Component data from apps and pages
###
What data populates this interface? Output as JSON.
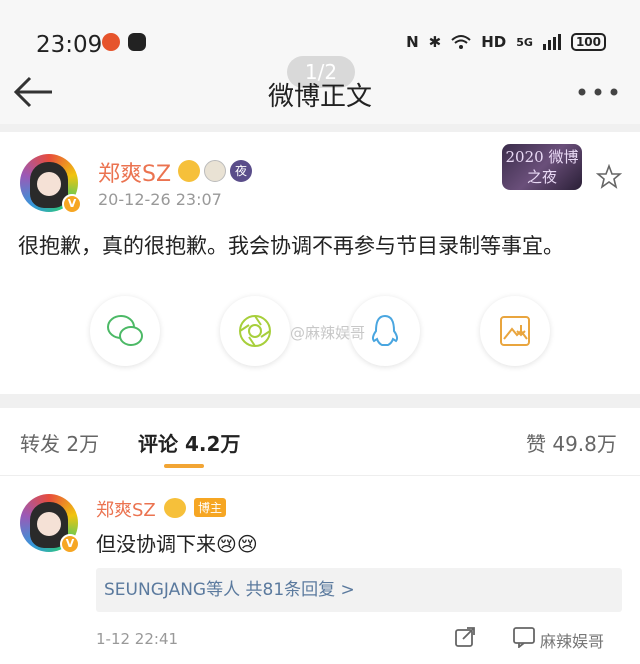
{
  "status_bar": {
    "time": "23:09",
    "network": "HD",
    "signal": "5G",
    "battery": "100"
  },
  "nav": {
    "title": "微博正文",
    "page_indicator": "1/2"
  },
  "post": {
    "username": "郑爽SZ",
    "night_badge": "夜",
    "timestamp": "20-12-26 23:07",
    "text": "很抱歉，真的很抱歉。我会协调不再参与节目录制等事宜。",
    "event_logo_text": "2020 微博之夜",
    "share_buttons": [
      "wechat-icon",
      "moments-icon",
      "qq-icon",
      "save-image-icon"
    ],
    "watermark": "@麻辣娱哥"
  },
  "tabs": {
    "repost_label": "转发",
    "repost_count": "2万",
    "comment_label": "评论",
    "comment_count": "4.2万",
    "like_label": "赞",
    "like_count": "49.8万"
  },
  "comment": {
    "username": "郑爽SZ",
    "host_badge": "博主",
    "text": "但没协调下来😢😢",
    "reply_summary": "SEUNGJANG等人  共81条回复  >",
    "timestamp": "1-12 22:41",
    "watermark": "麻辣娱哥"
  },
  "colors": {
    "accent_orange": "#f2a534",
    "username": "#eb7350",
    "link_blue": "#5b7a9e"
  }
}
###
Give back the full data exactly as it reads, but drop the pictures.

- FINISHED EXERCISE:
What data populates this interface? Output as JSON.
{
  "status_bar": {
    "time": "23:09",
    "network": "HD",
    "signal": "5G",
    "battery": "100"
  },
  "nav": {
    "title": "微博正文",
    "page_indicator": "1/2"
  },
  "post": {
    "username": "郑爽SZ",
    "night_badge": "夜",
    "timestamp": "20-12-26 23:07",
    "text": "很抱歉，真的很抱歉。我会协调不再参与节目录制等事宜。",
    "event_logo_text": "2020 微博之夜",
    "share_buttons": [
      "wechat-icon",
      "moments-icon",
      "qq-icon",
      "save-image-icon"
    ],
    "watermark": "@麻辣娱哥"
  },
  "tabs": {
    "repost_label": "转发",
    "repost_count": "2万",
    "comment_label": "评论",
    "comment_count": "4.2万",
    "like_label": "赞",
    "like_count": "49.8万"
  },
  "comment": {
    "username": "郑爽SZ",
    "host_badge": "博主",
    "text": "但没协调下来😢😢",
    "reply_summary": "SEUNGJANG等人  共81条回复  >",
    "timestamp": "1-12 22:41",
    "watermark": "麻辣娱哥"
  },
  "colors": {
    "accent_orange": "#f2a534",
    "username": "#eb7350",
    "link_blue": "#5b7a9e"
  }
}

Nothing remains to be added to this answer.